Life of Jesus in the New Testament  

From The Art and Popular Culture Encyclopedia

Jump to: navigation, search

Related e

Wiki Commons

Train wreck at Montparnasse (October 22, 1895) by Studio Lévy and Sons.
Train wreck at Montparnasse (October 22, 1895) by Studio Lévy and Sons.

The four canonical gospels of the New Testament are the primary sources of information for the doctrinal Christian narrative of the life of Jesus. There is not a single New Testament "view" on the life of Jesus, the four Canonical gospels tell different but connected stories. There is wide consensus among contemporary critical scholars that Mark is the earliest written gospel, dating to around 55, that the authors of Matthew and Luke had copies of Mark when they wrote, and adapted Mark for their purposes, and that John, written last, had knowledge of the other three.<ref>Bart Ehrman, Jesus: Apocalyptic Prophet of the New Millennium, Oxford University Press, 1999, page 48.</ref> It has been the work of Christian apologists since Tatian to blend the four books into a coherent account, the work of Tatian being the Diatessaron, a "Gospel harmony," or synthesis, of the four New Testament Gospels into a combined narrative of the life of Jesus.
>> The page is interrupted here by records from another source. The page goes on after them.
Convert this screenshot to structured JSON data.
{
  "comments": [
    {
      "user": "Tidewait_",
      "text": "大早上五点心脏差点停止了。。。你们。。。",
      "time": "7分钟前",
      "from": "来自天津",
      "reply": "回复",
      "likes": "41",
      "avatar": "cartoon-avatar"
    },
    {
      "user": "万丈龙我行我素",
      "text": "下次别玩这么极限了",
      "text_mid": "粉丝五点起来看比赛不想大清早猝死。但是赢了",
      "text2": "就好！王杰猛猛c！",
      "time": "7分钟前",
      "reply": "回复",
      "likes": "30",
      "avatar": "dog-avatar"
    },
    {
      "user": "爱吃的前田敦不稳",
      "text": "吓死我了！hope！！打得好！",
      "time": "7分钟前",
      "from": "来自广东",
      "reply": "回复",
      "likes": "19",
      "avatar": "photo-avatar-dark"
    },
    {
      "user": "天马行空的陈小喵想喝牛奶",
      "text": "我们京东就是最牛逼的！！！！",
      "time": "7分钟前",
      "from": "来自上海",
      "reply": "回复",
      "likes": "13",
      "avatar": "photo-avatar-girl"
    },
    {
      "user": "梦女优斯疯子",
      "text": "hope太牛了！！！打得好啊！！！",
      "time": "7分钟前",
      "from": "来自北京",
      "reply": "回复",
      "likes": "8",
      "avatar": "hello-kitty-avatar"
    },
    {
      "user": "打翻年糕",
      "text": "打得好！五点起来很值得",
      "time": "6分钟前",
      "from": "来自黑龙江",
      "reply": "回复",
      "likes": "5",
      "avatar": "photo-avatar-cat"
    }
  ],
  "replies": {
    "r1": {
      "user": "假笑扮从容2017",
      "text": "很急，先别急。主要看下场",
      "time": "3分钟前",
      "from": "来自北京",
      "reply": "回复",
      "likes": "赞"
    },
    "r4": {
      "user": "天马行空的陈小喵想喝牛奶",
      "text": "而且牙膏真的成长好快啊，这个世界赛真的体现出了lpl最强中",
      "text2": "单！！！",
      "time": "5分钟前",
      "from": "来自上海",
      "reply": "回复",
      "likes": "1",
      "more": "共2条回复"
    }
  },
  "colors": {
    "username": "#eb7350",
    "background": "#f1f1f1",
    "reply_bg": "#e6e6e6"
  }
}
Ephrem the Syrian referred to it as the Evangelion da Mehallete ("The Gospel of the Mixed"). This article comes from that synthetic tradition.

In all four gospels, Jesus conducted a miraculous ministry, leads a circle of disciples, draws the ire of religious authorities, is crucified, and rises from the dead. Matthew, Mark, and Luke, the Synoptic Gospels, portray Jesus as the Son of God, a healer and exorcist who told parables about the Kingdom of God and coming Judgment. The identity of Jesus as the Messiah is kept secret, except to chosen disciples. For example, the current generation was denied any sign in Mark, or given only the Sign of Jonah in Matthew and Luke. John portrays Jesus as the physical incarnation of the Logos, or Divine Word. The Jesus of John tells no parables, demonstrates his divine identity with seven signs, and speaks at length about himself. John makes no direct reference to the synoptic concept of a coming judgment.

See also

Unless indicated otherwise, the text in this article is either based on Wikipedia article "Life of Jesus in the New Testament" or another language Wikipedia page thereof used under the terms of the GNU Free Documentation License; or on original research by Jahsonic and friends. See Art and Popular Culture's copyright notice.

Personal tools